So, here’s the question: even if well-intended, does one day of sensitivity or anti-bias training change the racial discrimination that exists in organizations? The short answer is no. It may even fuel a resentful backlash … because this is much more complex than just retraining/educating workers about their “diverse customer base.”
There is no easy answer. For one thing, this doesn’t begin to address employees who are not white and have been dealing with internal systemic discrimination.
Through experience, I know that a quick, sanitized message encouraging employees to “get along and don’t say anything that isn’t politically correct (PC)” clearly does not work. When an organization’s stated versus practiced values don’t match, its inconsistency can create more tensions. When the issue isn’t being taken seriously, many people understand the intentional use of coded language and dog whistle expressions. To them, the issue isn’t about people needing more sensitivity, but rather not being racist (or sexist, or homophobic, or transphobic, or Islamophobic, xenophobic, etc.) … at work.

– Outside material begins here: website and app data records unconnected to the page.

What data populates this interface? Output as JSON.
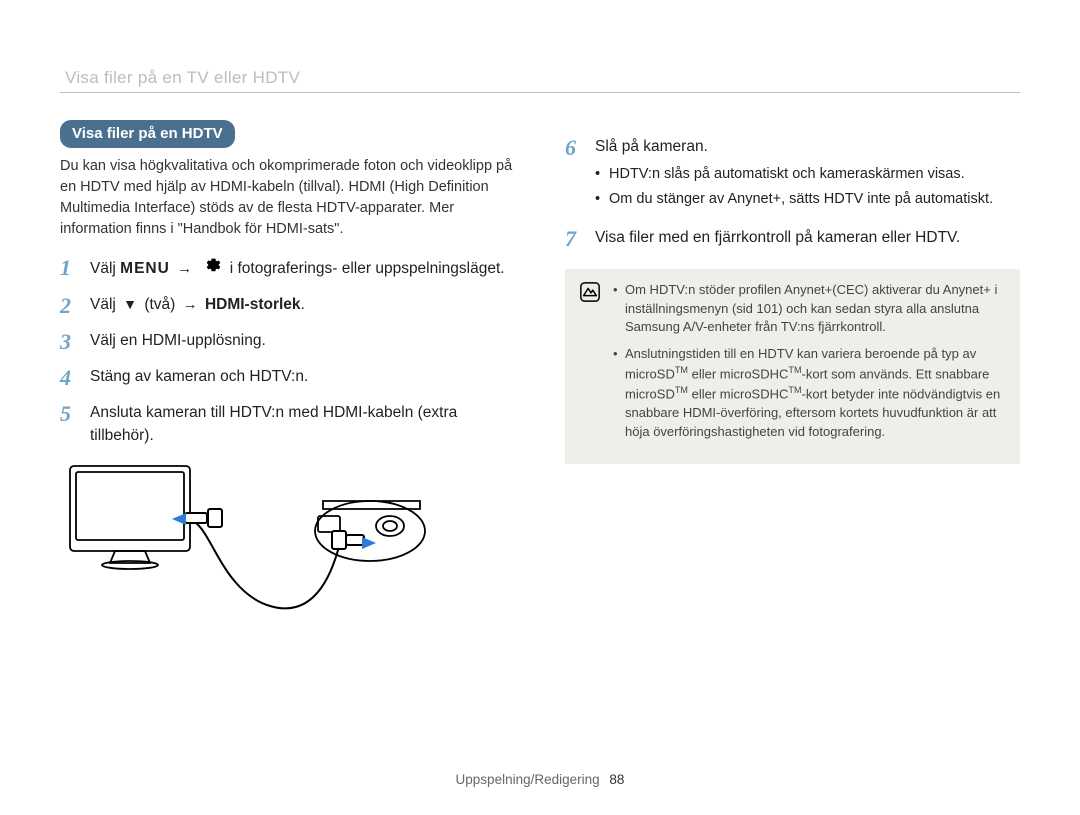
{
  "running_head": "Visa filer på en TV eller HDTV",
  "pill_heading": "Visa filer på en HDTV",
  "intro": "Du kan visa högkvalitativa och okomprimerade foton och videoklipp på en HDTV med hjälp av HDMI-kabeln (tillval). HDMI (High Definition Multimedia Interface) stöds av de flesta HDTV-apparater. Mer information finns i \"Handbok för HDMI-sats\".",
  "steps": {
    "s1_pre": "Välj ",
    "s1_menu": "MENU",
    "s1_post": " i fotograferings- eller uppspelningsläget.",
    "s2_pre": "Välj ",
    "s2_mid": " (två) ",
    "s2_bold": "HDMI-storlek",
    "s2_end": ".",
    "s3": "Välj en HDMI-upplösning.",
    "s4": "Stäng av kameran och HDTV:n.",
    "s5": "Ansluta kameran till HDTV:n med HDMI-kabeln (extra tillbehör).",
    "s6": "Slå på kameran.",
    "s6_b1": "HDTV:n slås på automatiskt och kameraskärmen visas.",
    "s6_b2": "Om du stänger av Anynet+, sätts HDTV inte på automatiskt.",
    "s7": "Visa filer med en fjärrkontroll på kameran eller HDTV."
  },
  "arrow": "→",
  "down": "▼",
  "note": {
    "b1": "Om HDTV:n stöder profilen Anynet+(CEC) aktiverar du Anynet+ i inställningsmenyn (sid 101) och kan sedan styra alla anslutna Samsung A/V-enheter från TV:ns fjärrkontroll.",
    "b2_pre": "Anslutningstiden till en HDTV kan variera beroende på typ av microSD",
    "b2_mid": " eller microSDHC",
    "b2_post": "-kort som används. Ett snabbare microSD",
    "b2_mid2": " eller microSDHC",
    "b2_end": "-kort betyder inte nödvändigtvis en snabbare HDMI-överföring, eftersom kortets huvudfunktion är att höja överföringshastigheten vid fotografering.",
    "tm": "TM"
  },
  "footer_label": "Uppspelning/Redigering",
  "page_number": "88"
}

ABC’s Quick Acting Leadership: Will This be the New Normal?
As I began writing this blog, my phone pinged again. It was news of ABC’s cancellation of the rebooted sitcom Roseanne. Although I’ve seen local leaders act responsibly and prevent sexual harassment and racism from thriving in their workplaces, it’s not something that I’m accustomed to seeing in high-profile organizations. That changed when it only took ABC a few hours to cancel a hit TV show that was generating millions of viewers and dollars. This looked just like we’ve witnessed in the #MeToo movement with many celebs and politicians being let go despite the financial loss.

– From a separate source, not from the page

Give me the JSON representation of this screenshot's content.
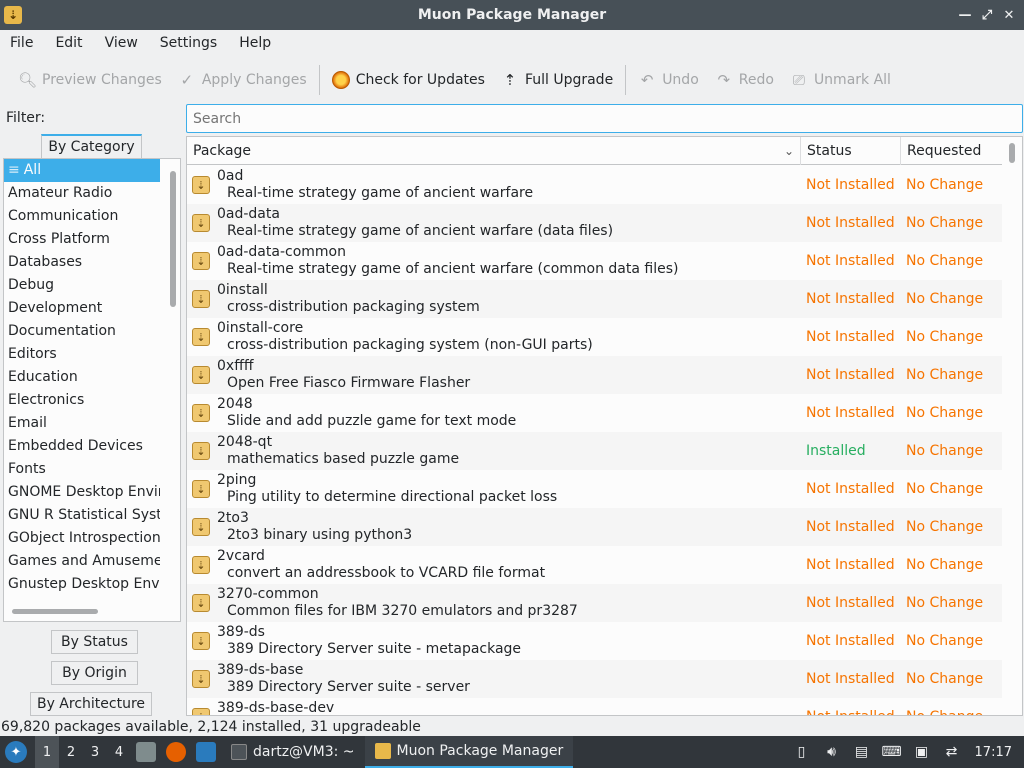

Could this be another watershed moment? To be racially insensitive is starting to mean more than a boardroom meeting and anti-bias training, now it’s been linked to pink slips.
The Bottom Line

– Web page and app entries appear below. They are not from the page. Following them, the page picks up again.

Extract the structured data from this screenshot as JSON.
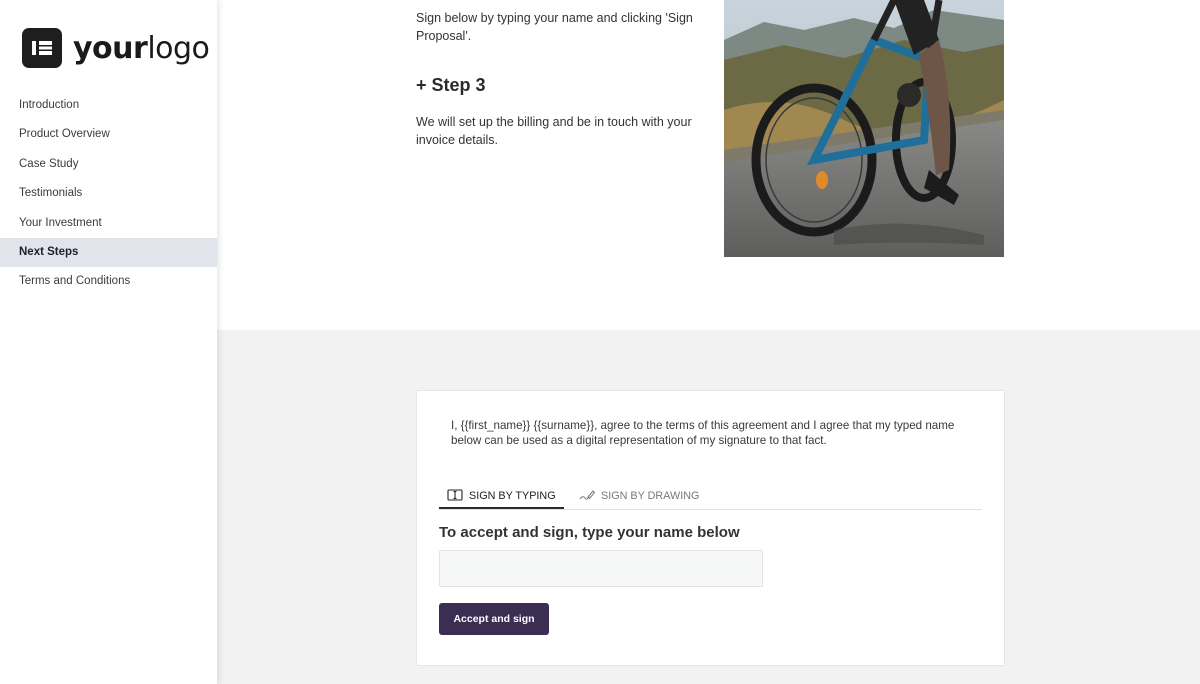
{
  "logo": {
    "bold": "your",
    "regular": "logo"
  },
  "sidebar": {
    "items": [
      {
        "label": "Introduction",
        "active": false
      },
      {
        "label": "Product Overview",
        "active": false
      },
      {
        "label": "Case Study",
        "active": false
      },
      {
        "label": "Testimonials",
        "active": false
      },
      {
        "label": "Your Investment",
        "active": false
      },
      {
        "label": "Next Steps",
        "active": true
      },
      {
        "label": "Terms and Conditions",
        "active": false
      }
    ]
  },
  "content": {
    "step2_text": "Sign below by typing your name and clicking 'Sign Proposal'.",
    "step3_heading": "+ Step 3",
    "step3_text": "We will set up the billing and be in touch with your invoice details."
  },
  "signature": {
    "agreement": "I, {{first_name}} {{surname}}, agree to the terms of this agreement and I agree that my typed name below can be used as a digital representation of my signature to that fact.",
    "tabs": [
      {
        "label": "SIGN BY TYPING",
        "icon": "keyboard-icon",
        "active": true
      },
      {
        "label": "SIGN BY DRAWING",
        "icon": "pen-icon",
        "active": false
      }
    ],
    "heading": "To accept and sign, type your name below",
    "input_value": "",
    "input_placeholder": "",
    "button_label": "Accept and sign"
  },
  "colors": {
    "accent": "#3b2e52",
    "active_nav_bg": "#e2e4ec",
    "panel_bg": "#f2f2f2"
  }
}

Often, I work with clients who feel uncomfortable in their place of work. This discomfort is sometimes due to underemployment or a lack of perceived opportunity within their current organization. Sometimes it’s due to something more sinister like sexual harassment or workplace bullying.
As much as some people don’t want to admit this is true, these real or perceived limitations are rarely about a lack of education, experience, or skills/abilities. Often these attitudes and/or unconscious biases are tied to race, ethnicity, gender, or another characteristic that really shouldn’t have any bearing on a person’s success.
The bottom line, from an HR perspective: diversity and inclusion aren’t just hot buzzwords. Given the extremely high cost of replacing a good employee, it’s worth figuring out ways to create a more inclusive organizational culture that doesn’t cause good people to flee. Take a look at this article from Quickbooks, about the high cost of employee turnover.
For employees, if you feel uncomfortable in your workplace, or you’ve had a feeling for a long time that something is “off” at work, maybe I can help. I can help you decide whether its time to move on to something more suitable, for example, and on how to make a graceful exit.
Addendum – On September 3, 2018, Colin Kaepernick announced via Twitter that he will be the face of the 30th anniversary of Nike’s #JustDoIt campaign.
Have you ever wished you could get inside the head of a hiring manager? You can. Dr. Helen Ofosu is a career coach and career counsellor with a difference. She has worked for organizations to create hiring and screening tools. She’s created countless pre-screening tests, interviews, simulations, and role plays for organizations of all kinds.
Dr. Helen’s training in Industrial and Organizational (I/O) Psychology means she is a genuine expert in evaluating work-related behaviours. She uses those skills to help hiring managers tell the difference between people who say the right things during interviews and people who actually deliver on the job. In other words, Dr. Helen understands first-hand how job candidates are assessed.
More than career coaching, it’s career psychology®.
I/O Advisory Services – Building Resilient Careers and Organizations.